Seed, Sod, Sprig, Plug Application Rates
When seeding your lawn or laying sod, sprigs, or plugs add Milorganite to accelerate development. The salt-free formula will never burn tender new roots and the iron generates a deep lasting green.
|Soil Type||Seeding & Sodding||Sprigging & Plugging|
|Sand||50-100 lbs*||50-100 lbs*|
|Native soil||25-50 lbs*||25-50 lbs*|
*Use the higher rates for grass types that prefer higher nitrogen (Kentucky bluegrass or Bermuda grass) and in soils with low organic matter that have very infertile root zones.
Seeding a New Lawn or Filling in Bare Patches with Milorganite
Spread grass seed and Milorganite mix evenly on the prepared soil. Prepare your soil by incorporating several inches of organic matter such as compost into the top 6-8 inches of soil. Gently work the seed and Milorganite mix into the soil 1/16 to 1/8 of an inch. Light (sandy) soils may only require watering for seed incorporation.
Keep the seeded area moist until the seeds emerge. The seedlings need frequent gentle watering until ½ to 1 inch tall. When conditions allow, reduce watering to several times a week at a depth of 1 to 2 inches. Decrease the frequency and increase the depth of watering as seedlings mature.
Overseeding with Milorganite
Mixing grass seed with Milorganite is an effective way to spread seed accurately. Mix 4 parts Milorganite with 1 part seed by weight. If you choose to mix Milorganite and seed, be careful to decrease future applications of Milorganite to prevent over-fertilization.
|Seed Type||Milorganite (lbs)||Seed (lbs)||Seed per 1,000 sq ft||Area Covered (sq ft)||Milorganite per 1,000 sq ft|
|Bentgrass||20||5||1 lb||5,000||4 lbs|
|Bermuda Grass||20||5||1 lb||5,000||4 lbs|
|Blue Grass||100||25||4 lbs||6,250||16 lbs|
|Blue-Rye Mix||100||25||6 lbs||4,250||23 lbs|
|Rye Grass||100||25||8 lbs||3,250||30 lbs|
Sodding with Milorganite
First, prep your soil by incorporating several inches of organic matter such as compost into the top 6-8 inches of soil. Milorganite should be mixed into the top 2-4 inches of soil before laying sod to help establish and feed the roots.
After laying new sod, water enough to penetrate the sod and 2 inches of the existing soil. From day 2 on, keep your sod and soil moist throughout the day. The roots are short so the sod cannot take large amounts of water at any single time. Other than the first day, the ground under the sod should never be soggy. Usually watering 4 to 6 times during the day, for approximately 5 to 6 minutes each time, is required until the roots are established. Root establishment will usually begin within 7 to 14 days.

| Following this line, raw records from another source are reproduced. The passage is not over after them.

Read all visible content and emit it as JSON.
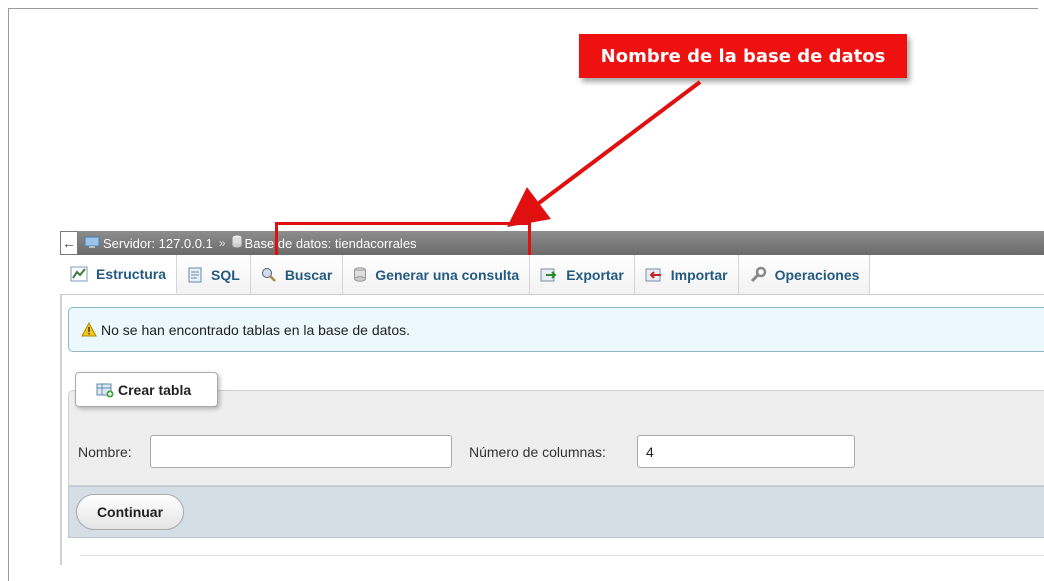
{
  "callout": {
    "text": "Nombre de la base de datos"
  },
  "breadcrumb": {
    "back_glyph": "←",
    "server": "Servidor: 127.0.0.1",
    "separator": "»",
    "database": "Base de datos: tiendacorrales"
  },
  "tabs": [
    {
      "label": "Estructura",
      "icon": "structure-icon"
    },
    {
      "label": "SQL",
      "icon": "sql-icon"
    },
    {
      "label": "Buscar",
      "icon": "search-icon"
    },
    {
      "label": "Generar una consulta",
      "icon": "query-icon"
    },
    {
      "label": "Exportar",
      "icon": "export-icon"
    },
    {
      "label": "Importar",
      "icon": "import-icon"
    },
    {
      "label": "Operaciones",
      "icon": "wrench-icon"
    }
  ],
  "notice": {
    "text": "No se han encontrado tablas en la base de datos."
  },
  "create_table": {
    "legend": "Crear tabla",
    "name_label": "Nombre:",
    "name_value": "",
    "columns_label": "Número de columnas:",
    "columns_value": "4",
    "submit": "Continuar"
  },
  "colors": {
    "callout": "#ef1010",
    "tab_text": "#235a81",
    "notice_bg": "#ebf8fd",
    "crumb_bar": "#7a7a7a"
  }
}
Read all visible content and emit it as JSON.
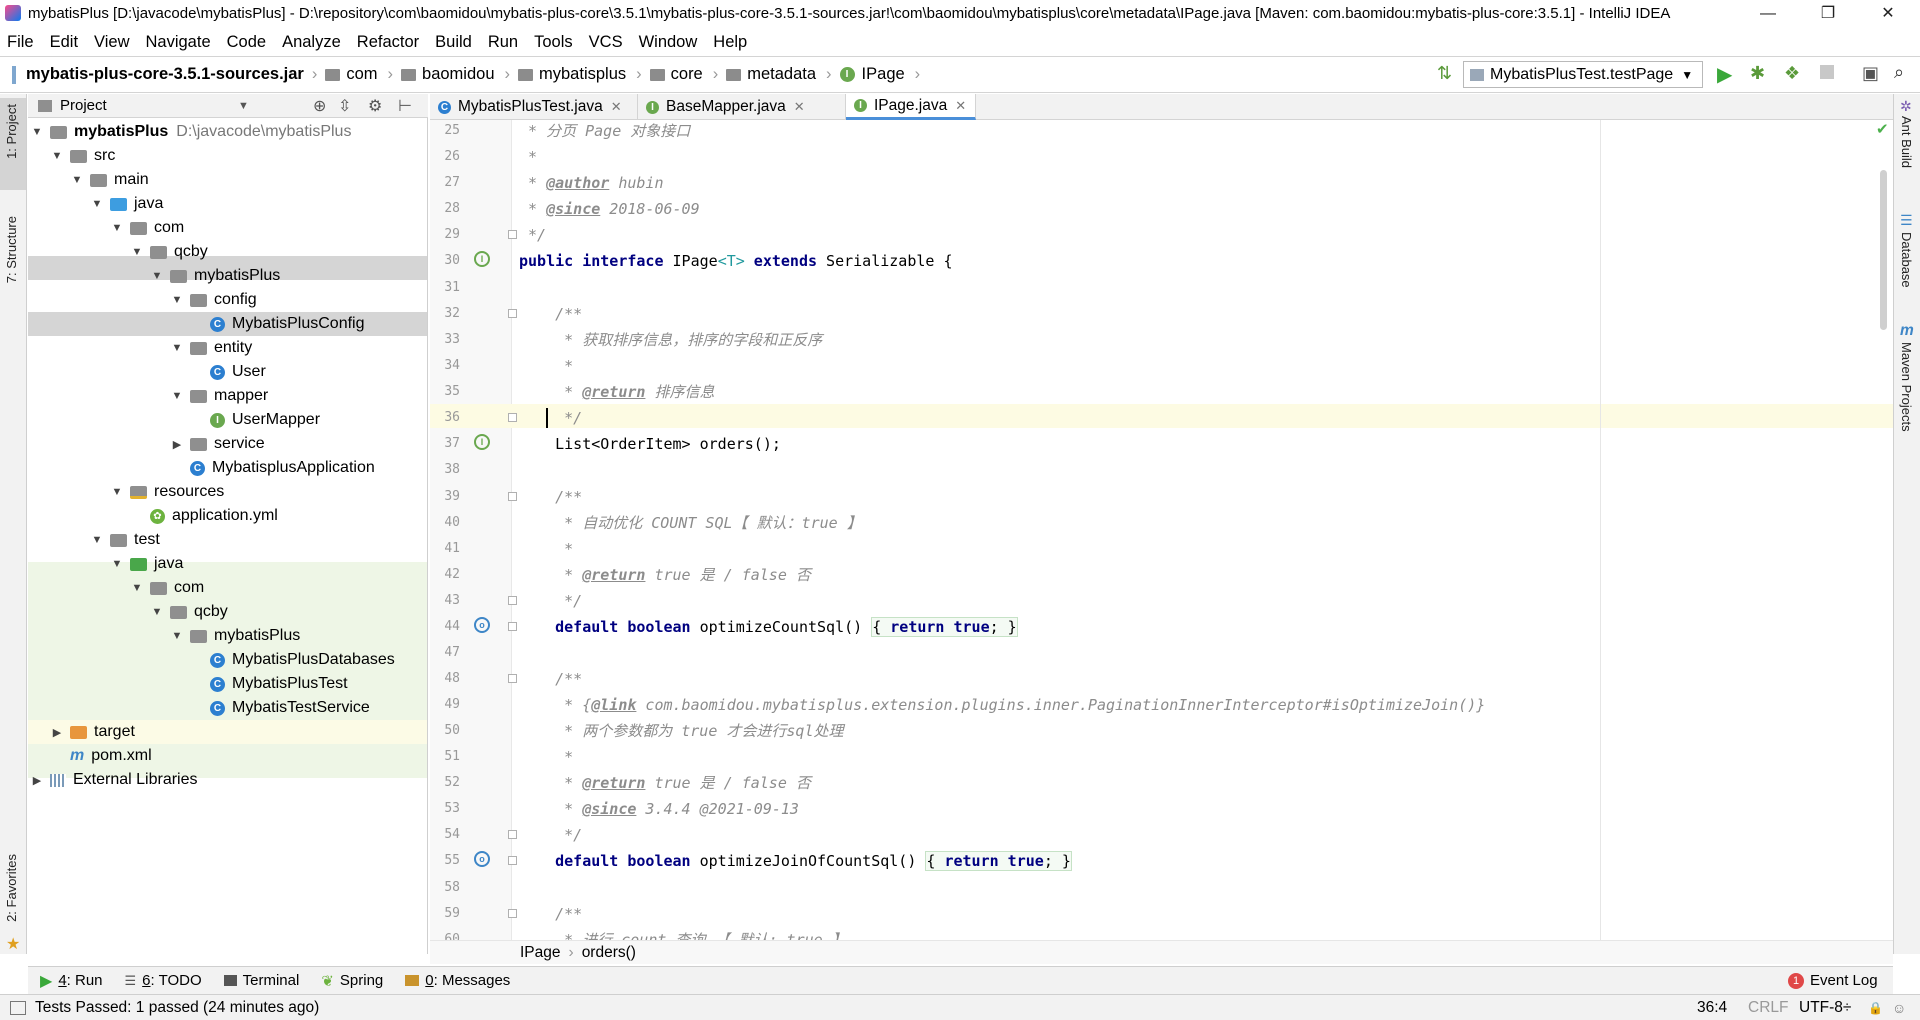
{
  "window": {
    "title": "mybatisPlus [D:\\javacode\\mybatisPlus] - D:\\repository\\com\\baomidou\\mybatis-plus-core\\3.5.1\\mybatis-plus-core-3.5.1-sources.jar!\\com\\baomidou\\mybatisplus\\core\\metadata\\IPage.java [Maven: com.baomidou:mybatis-plus-core:3.5.1] - IntelliJ IDEA",
    "minimize": "—",
    "restore": "❐",
    "close": "✕"
  },
  "menu": [
    "File",
    "Edit",
    "View",
    "Navigate",
    "Code",
    "Analyze",
    "Refactor",
    "Build",
    "Run",
    "Tools",
    "VCS",
    "Window",
    "Help"
  ],
  "nav": {
    "root": "mybatis-plus-core-3.5.1-sources.jar",
    "crumbs": [
      "com",
      "baomidou",
      "mybatisplus",
      "core",
      "metadata"
    ],
    "file": "IPage",
    "run_config": "MybatisPlusTest.testPage"
  },
  "side_tabs": {
    "project": "1: Project",
    "structure": "7: Structure",
    "favorites": "2: Favorites",
    "ant": "Ant Build",
    "database": "Database",
    "maven": "Maven Projects"
  },
  "project_panel": {
    "title": "Project",
    "root_name": "mybatisPlus",
    "root_path": "D:\\javacode\\mybatisPlus",
    "tree": [
      "src",
      "main",
      "java",
      "com",
      "qcby",
      "mybatisPlus",
      "config",
      "MybatisPlusConfig",
      "entity",
      "User",
      "mapper",
      "UserMapper",
      "service",
      "MybatisplusApplication",
      "resources",
      "application.yml",
      "test",
      "java",
      "com",
      "qcby",
      "mybatisPlus",
      "MybatisPlusDatabases",
      "MybatisPlusTest",
      "MybatisTestService",
      "target",
      "pom.xml",
      "External Libraries"
    ]
  },
  "tabs": [
    "MybatisPlusTest.java",
    "BaseMapper.java",
    "IPage.java"
  ],
  "lines": {
    "n25": "25",
    "n26": "26",
    "n27": "27",
    "n28": "28",
    "n29": "29",
    "n30": "30",
    "n31": "31",
    "n32": "32",
    "n33": "33",
    "n34": "34",
    "n35": "35",
    "n36": "36",
    "n37": "37",
    "n38": "38",
    "n39": "39",
    "n40": "40",
    "n41": "41",
    "n42": "42",
    "n43": "43",
    "n44": "44",
    "n47": "47",
    "n48": "48",
    "n49": "49",
    "n50": "50",
    "n51": "51",
    "n52": "52",
    "n53": "53",
    "n54": "54",
    "n55": "55",
    "n58": "58",
    "n59": "59",
    "n60": "60"
  },
  "code": {
    "l25": " * 分页 Page 对象接口",
    "l26": " *",
    "l27_pre": " * ",
    "l27_tag": "@author",
    "l27_val": " hubin",
    "l28_pre": " * ",
    "l28_tag": "@since",
    "l28_val": " 2018-06-09",
    "l29": " */",
    "l30_kw1": "public interface",
    "l30_name": " IPage",
    "l30_gen": "<T>",
    "l30_kw2": " extends",
    "l30_rest": " Serializable {",
    "l32": "    /**",
    "l33": "     * 获取排序信息，排序的字段和正反序",
    "l34": "     *",
    "l35_pre": "     * ",
    "l35_tag": "@return",
    "l35_val": " 排序信息",
    "l36": "     */",
    "l37": "    List<OrderItem> orders();",
    "l39": "    /**",
    "l40": "     * 自动优化 COUNT SQL【 默认：true 】",
    "l41": "     *",
    "l42_pre": "     * ",
    "l42_tag": "@return",
    "l42_val": " true 是 / false 否",
    "l43": "     */",
    "l44_kw": "    default boolean",
    "l44_name": " optimizeCountSql()",
    "l44_body_kw": "return true",
    "l44_end": ";",
    "l48": "    /**",
    "l49_pre": "     * {",
    "l49_tag": "@link",
    "l49_val": " com.baomidou.mybatisplus.extension.plugins.inner.PaginationInnerInterceptor#isOptimizeJoin()}",
    "l50": "     * 两个参数都为 true 才会进行sql处理",
    "l51": "     *",
    "l52_pre": "     * ",
    "l52_tag": "@return",
    "l52_val": " true 是 / false 否",
    "l53_pre": "     * ",
    "l53_tag": "@since",
    "l53_val": " 3.4.4 @2021-09-13",
    "l54": "     */",
    "l55_kw": "    default boolean",
    "l55_name": " optimizeJoinOfCountSql()",
    "l55_body_kw": "return true",
    "l55_end": ";",
    "l59": "    /**",
    "l60": "     * 进行 count 查询 【 默认: true 】"
  },
  "breadcrumb": {
    "cls": "IPage",
    "method": "orders()"
  },
  "tool_tabs": {
    "run_num": "4",
    "run": ": Run",
    "todo_num": "6",
    "todo": ": TODO",
    "terminal": "Terminal",
    "spring": "Spring",
    "msg_num": "0",
    "messages": ": Messages",
    "event_log": "Event Log",
    "event_count": "1"
  },
  "status": {
    "message": "Tests Passed: 1 passed (24 minutes ago)",
    "position": "36:4",
    "line_sep": "CRLF",
    "encoding": "UTF-8÷"
  },
  "colors": {
    "accent": "#2c7fd0",
    "highlight_line": "#fdfbe3",
    "test_bg": "#eef6e6",
    "selected": "#d5d5d5"
  }
}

After 2 weeks reduce the frequency of times you water at a gradual pace. You can confirm the establishment of the roots by pulling up a corner of the sod, and if you feel some resistance, you can begin tapering off the frequency of watering until you are watering only once per day. Deeper, less frequent watering will help roots stretch down deeper and establish quickly into the soil. Once fully established, a lawn needs approximately 1 inch of water per week.
Planting Plugs with Milorganite
Planting of warm season grass plugs (3”x 3” chunks of sod with soil around their roots) should be in late spring to early summer to allow for the longest period of time for optimal growing conditions, above 70 degrees. Prep the soil before planting by incorporating several inches of organic matter such as compost and Milorganite into the top 2-4 inches to aid in root establishment. Dig holes 6 to 12” deep, lightly water the area, press the plug firmly into the hole, lightly roll the area to make sure the plugs are level with the surrounding ground. Keep the area moist until the grass becomes established.
Planting Sprigs with Milorganite
Planting of warm season grass sprigs (3- to 6-inch pieces of grass stems or runners without soil) should be in late spring to early summer to allow for the longest period of time for optimal growing conditions, above 70 degrees. Sprigging is less expensive than sodding, but it takes longer for the lawn to establish. Prep the soil before planting by incorporating several inches of organic matter such as compost and Milorganite into the top 2-4 inches of soil to aid in root establishment. Sprigs should be planted end-to-end in furrows 6–12 inches apart. Sprigs contain nodes, nodes are the part of a plant stem from which one or more leaves emerge, often forming a slight swelling or knob. Place the nodes in direct contact with the soil. Sprigs should then be covered with soil, but leaf blades should be exposed and lightly roll the area to make sure the sprigs are level with the surrounding ground. Keep the area moist until the grass becomes established.